PROBLEM TO WORK ON
Lines holding the string "SWITCH" are the ones to copy; find them all in the data.

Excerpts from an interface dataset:

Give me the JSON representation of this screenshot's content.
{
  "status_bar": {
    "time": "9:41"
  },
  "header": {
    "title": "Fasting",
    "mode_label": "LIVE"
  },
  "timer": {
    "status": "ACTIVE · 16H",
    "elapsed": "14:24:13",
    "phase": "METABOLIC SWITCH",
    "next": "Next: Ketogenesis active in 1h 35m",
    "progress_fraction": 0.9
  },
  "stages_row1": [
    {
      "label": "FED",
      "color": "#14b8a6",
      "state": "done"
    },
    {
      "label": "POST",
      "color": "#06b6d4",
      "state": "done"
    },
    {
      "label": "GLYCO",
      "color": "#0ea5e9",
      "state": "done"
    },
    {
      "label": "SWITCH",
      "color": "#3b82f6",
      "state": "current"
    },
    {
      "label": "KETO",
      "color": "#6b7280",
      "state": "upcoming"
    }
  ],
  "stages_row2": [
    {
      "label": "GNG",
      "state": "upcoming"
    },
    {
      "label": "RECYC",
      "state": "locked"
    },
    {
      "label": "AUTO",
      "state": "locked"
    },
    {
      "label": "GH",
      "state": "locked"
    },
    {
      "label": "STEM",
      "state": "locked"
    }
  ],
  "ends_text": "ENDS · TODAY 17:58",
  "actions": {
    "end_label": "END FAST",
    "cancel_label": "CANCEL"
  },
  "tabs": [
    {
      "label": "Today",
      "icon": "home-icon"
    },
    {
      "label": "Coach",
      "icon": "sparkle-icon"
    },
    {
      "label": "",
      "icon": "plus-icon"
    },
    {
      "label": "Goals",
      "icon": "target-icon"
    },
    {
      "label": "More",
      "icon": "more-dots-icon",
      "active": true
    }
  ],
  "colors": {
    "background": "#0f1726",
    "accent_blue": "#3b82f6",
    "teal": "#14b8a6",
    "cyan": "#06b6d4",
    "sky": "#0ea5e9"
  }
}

TASK RESULT
    "phase": "METABOLIC SWITCH",
      "label": "SWITCH",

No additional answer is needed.